Written by: Lauren Beukes
Published in: 2014
Synopsis: Detective Gabriella Versado has seen a lot of bodies, but this one is unique even by Detroit's standards: half-boy, half-deer, somehow fused. The cops nickname him "Bambi," but as stranger and more disturbing bodies are discovered, how can the city hold on to a reality that is already tearing at its seams?
“Shakespeare would have it wrong these days. It's not the world that's the stage - it's social media, where you're trying to put on a show. The rest of your life is rehearsals, prepping in the wings to be fabulous online.”
This is going to be a tricky book to review. Like Gone Girl or any mystery book ever, it's best to go into this one knowing the bare minimum. So I'm going to be tip toeing around a lot here, but bottom line, you should probably read this book.
Talking broad picture, the book is about the hunt for a serial killer in Detroit. The book is told from multiple perspectives, the lead detective Detective Versado, her theatre-loving daughter Layla, writer/douchebag extraordinaire Jonno, TK the homeless guy with a heart of gold and struggling artist Clayton. Detective Versado gets the lion share of the narrative, but the others weave in to add new perspectives and depth and transform this from your typical whodunnit. Talking a little more specifically though, it's not really about a serial killer at all. Well. That's not entirely accurate. The serial killer is critical to the narrative and it is a compelling story in its own right, but Beukes uses the serial killer to build a much stronger story of life in today's world of technology and the ramifications of all of these digital versions of ourselves.

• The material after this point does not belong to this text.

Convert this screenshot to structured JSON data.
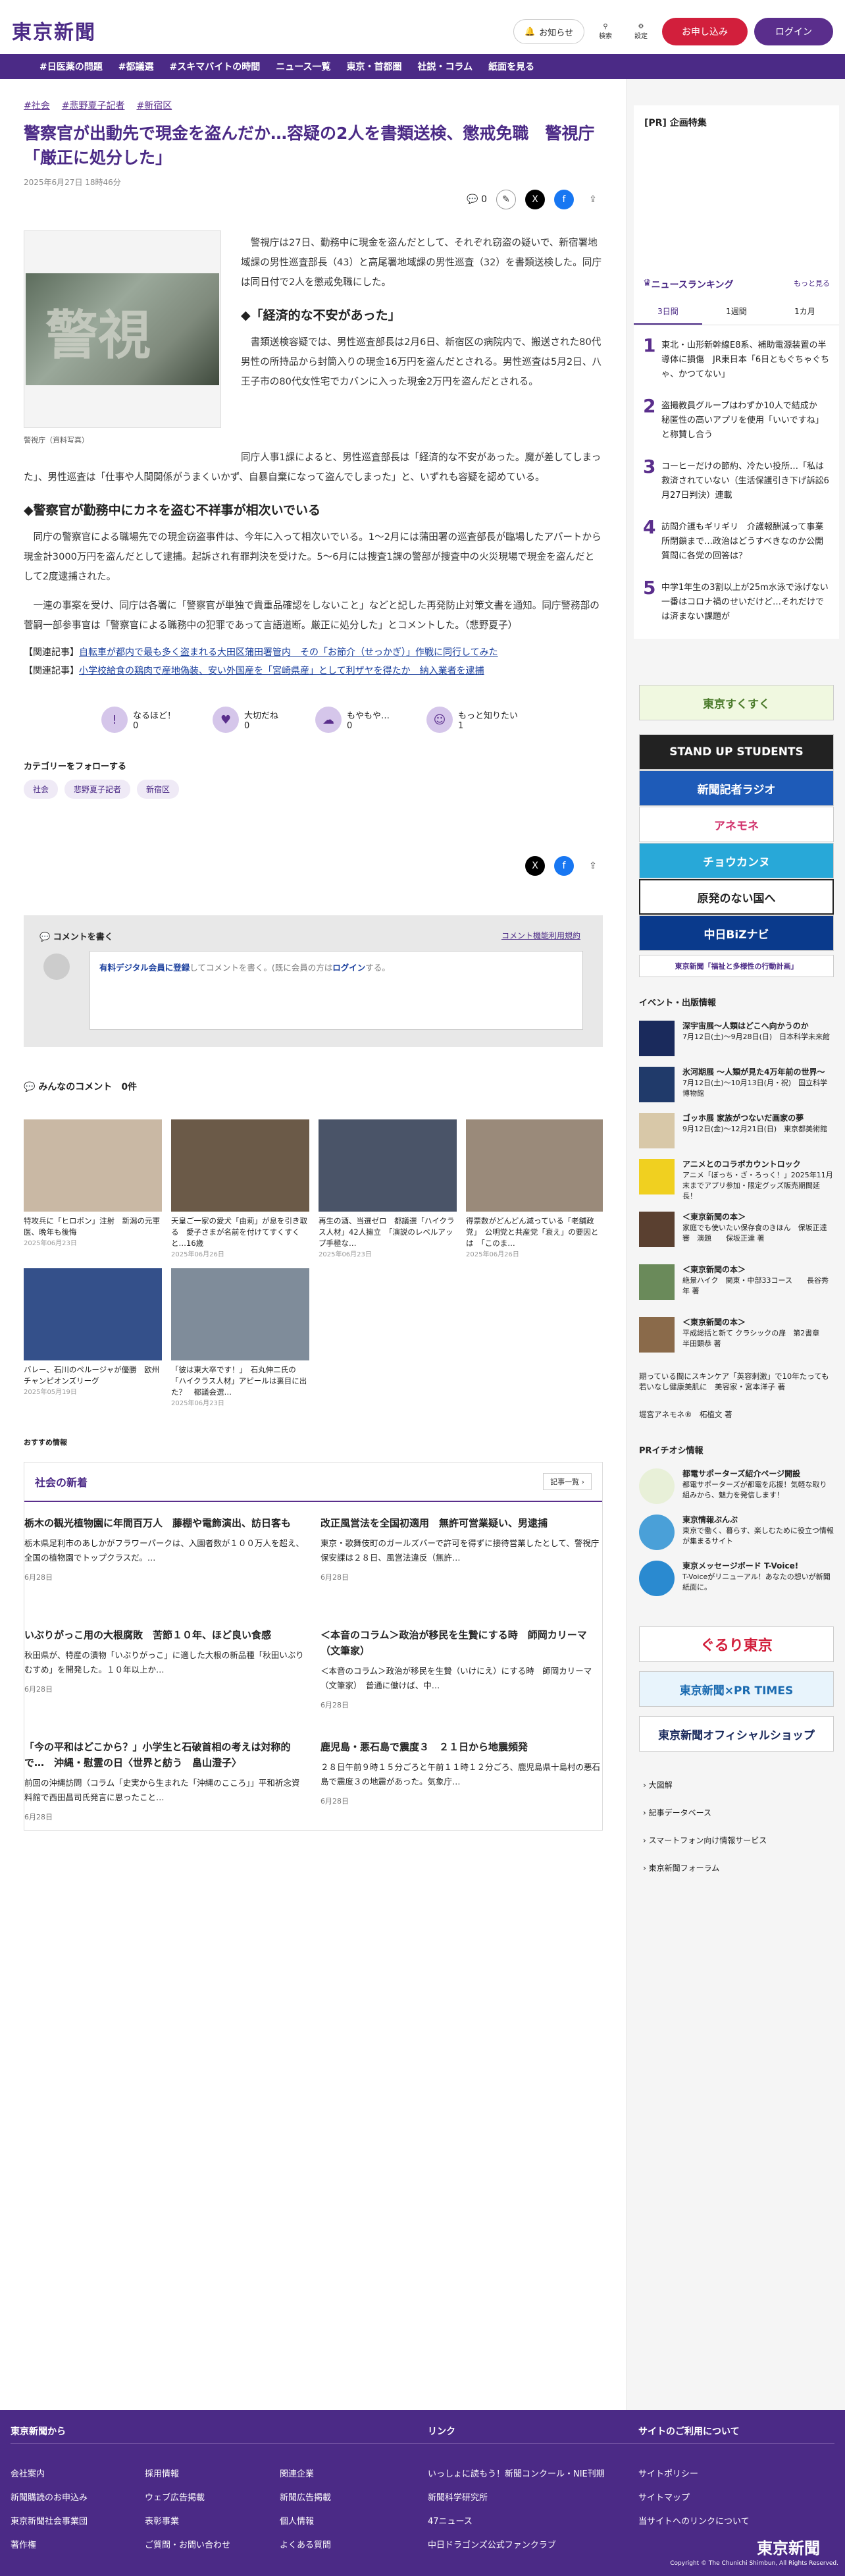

The characters may seem a little cookie cutter-ish from my quick summary above, and on the surface they are. But even for the smaller characters like TK, backstory is woven in to give them their motivations, and the greatest motivation for all of them is the city they live in. I know it's cliché to say that the setting is a character in the book, but Detroit couldn't have been exchanged for just any other city. These characters are pushed beyond their limits by the city they live in. Detective Versado is underpaid and overworked, a female struggling to find footing in a career dominated by men, in a city where crime has become a fact of life. TK's struggled his whole life because of a choice made in his adolescence, and opportunities aren't exactly plentiful for a black ex-con who lives on the street. Jonno crashed and burned in New York and is now dependant on Detroit to lift him from the wreckage. Detroit shaped their pasts and motivates their futures. It is this great big shadow that lingers over everyone's lives and decisions and choices. It's oppressive and dangerous. We see the families leaving home because their houses are being foreclosed on, we walk among the ruins of the factories that were abandoned when the town went bankrupt and we watch as people sleep in their cars in a Walmart carpark because the shelters are full. We get stats about the crime rate and discussions on Renisha McBride. But amongst all of this we also see a burgeoning art scene, gorgeous art deco architecture, secret beaches and a committed community. While the novel never ventures into uplifting territory, it does a solid job of showing us that life does continue even when everything seems lost. People adapt to their environments. Unfortunately, while some people adapt for the better creating something from nothing, for some people this adaptation take on a darker role.
While this book is a crime and mystery novel first and foremost, it also has some really creepy scenes. I wouldn't go so far as to say it crosses into horror, but it definitely flirts on the border. Again, it's better to go in knowing very little. So maybe just trust me when I say that I think this novel is a real gem and worth discovering for yourself.